UMass Amherst computational biophysicist...
on August 13, 2018 at 4:00 am
(University of Massachusetts at Amherst) Jianhan Chen at UMass Amherst has a fouryear grant from the National Science Foundation to study a newly recognized class of proteins with highly flexible threedimensional (3D) structural properties, in particular some extrafloppy ones called intrinsically disordered proteins.

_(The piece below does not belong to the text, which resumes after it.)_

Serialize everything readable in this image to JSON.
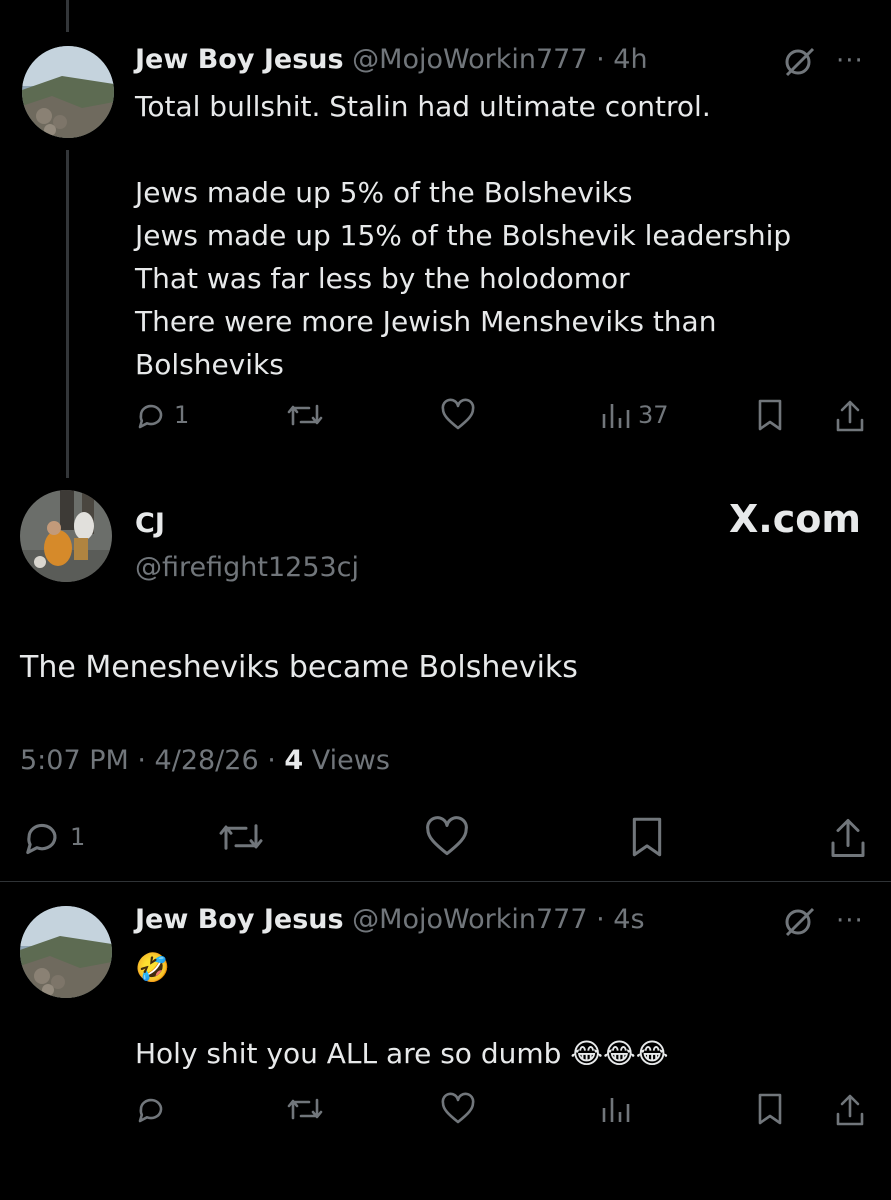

By staying flexible, IDPs may have an advantage in interacting with other proteins and each other, perhaps letting them respond faster than a more rigid structure, or interact […]

NUS develop AI platform to identify personalized...
on August 12, 2018 at 4:00 am
(National University of Singapore) A multidisciplinary team of researchers from the National University of Singapore has developed an artificial intelligence technology platform that could potentially change the way drug combinations are being designed, hence enabling doctors to determine the most effective drug combination for a patient quickly. […]
Scientific American  Math Science news and technology updates from Scientific American

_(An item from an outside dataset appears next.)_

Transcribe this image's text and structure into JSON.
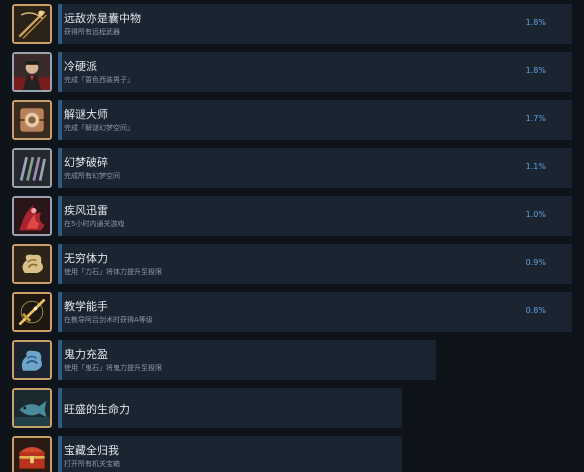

Gallery: Beautiful Works of Art Are Generated by...
by Stephen Ornes on August 6, 2018 at 1:00 pm
Images and sculptures inspired by mathematical principles show off the intense beauty of the discipline  Read more on ScientificAmerican.com […]

NumberTheory Prodigy among Winners of Most...
by Davide Castelvecchi on August 1, 2018 at 7:05 pm
The Fields Medals have been awarded to four researchers who work on number theory, geometry and network analysis  Read more on ScientificAmerican.com […]

Open Letter to the Fields Medal Committee
by Colin Adams on August 1, 2018 at 11:30 am
Why you should give the award to me  Read more on ScientificAmerican.com […]

Ken Ribet's Favorite Theorem
by Evelyn Lamb on July 15, 2018 at 4:00 pm
The Berkeley math professor shares his favorite prime proofs  Read more on ScientificAmerican.com […]

A Few of My Favorite Spaces: Antoine's Necklace
by Evelyn Lamb on July 8, 2018 at 7:00 pm
Because sometimes a Cantor set just wants to feel pretty  Read more on ScientificAmerican.com […]